Roughly 70% of talent transformation projects fail, and failing to secure the buy-in of the right stakeholders is one of the main reasons behind that number. The end users of a new technology, or the members of newly created teams, are probably the easiest stakeholder to overlook, because they rarely have the power to block the decision-making process.
As they are designing their masterplan to reinvent their talent acquisition strategy, it is absolutely crucial that TA leaders involve end users early in their process, and take the following into consideration:
- Everyone resists change. This resistance is not an excuse to write off your end users’ input; on the contrary, it might be an opportunity to overcome some of the team’s biggest reservations, and make champions out of your staunchest opponents.
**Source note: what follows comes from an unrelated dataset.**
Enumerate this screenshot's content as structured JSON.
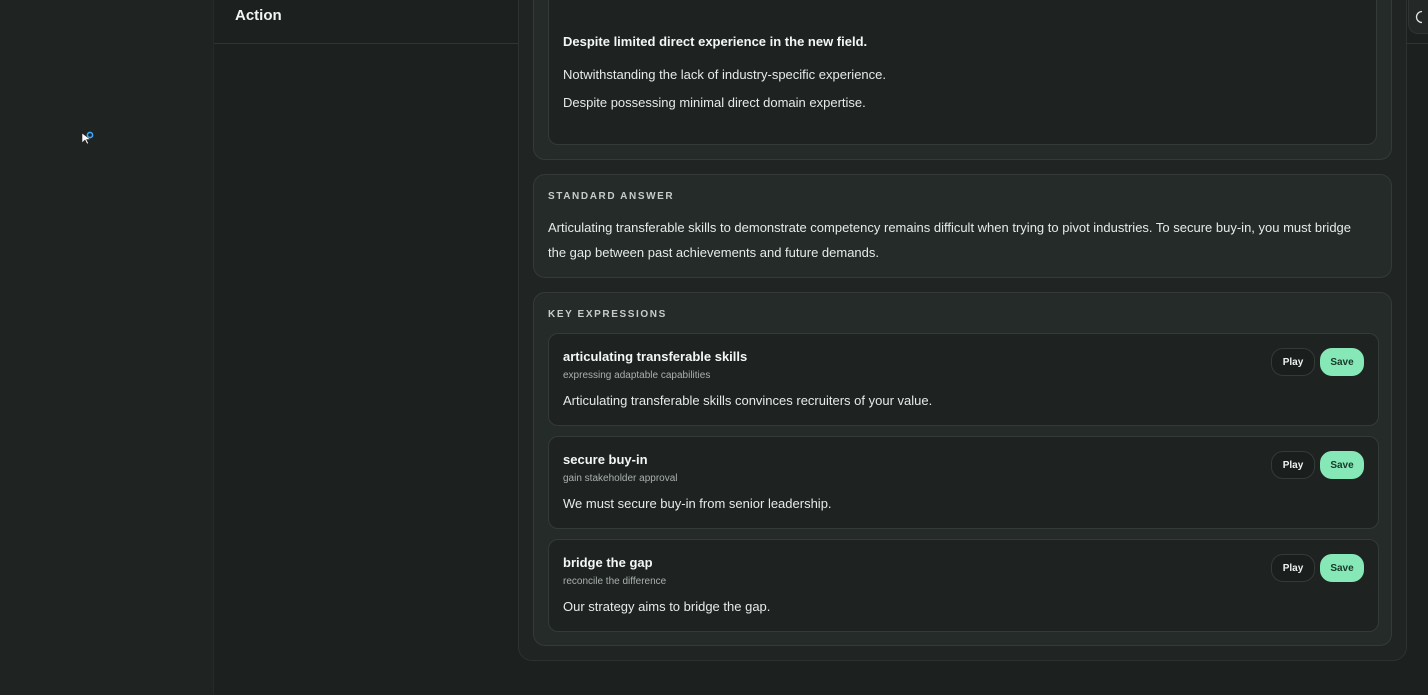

- Underpromise and overdeliver. Your recruiters must not be set up for disappointment by being told the new system or new process will be a universal solution to all their problems. Your intention is to build enthusiasm and buy-in, but you will instead undermine the actual value of what you end up delivering.
- Set them up for success. Training, forums, champions, badging and gamification… consider every trick in the bag when planning your implementation and ramp up. Your team must be given every chance to embrace this new transformation.
From diversity to inclusion: how TA can get it right
Diversity, equity and inclusion are top of mind for talent teams this year. However, while TA teams can directly influence the diversity of the talent they bring into the organization, it is harder for them to have an impact on equity or inclusion.
For Expedia, inclusion is getting to a place where every human being can feel comfortable and at ease in the workplace. So how can TA have a significant impact on that aspect of the employee experience? By rethinking TA’s ownership in internal mobility.
For TA leaders, this means creating an internal talent market where employees can feel well-informed, included in their workplace, and therefore excited to move around in the organization as their skills grow and new opportunities present themselves. TA teams who can crack this formula will provide their organization with a decisive advantage on the market next year.
Expedia Group’s learnings from 2020 have been instrumental in their plans for the next few years, and have informed their outlook on anything touching on talent, from health to human rights to socioeconomic concerns. They are excited to see these plans come to fruition, and to keep iterating on them.
It often takes a crisis for a company to recognize what it is capable of, and many companies have gone through an internal discovery journey during 2020. The challenge is now to plan for 2021 using those discoveries, in order to become more agile, and ready for the accelerated unpredictability of the talent environment.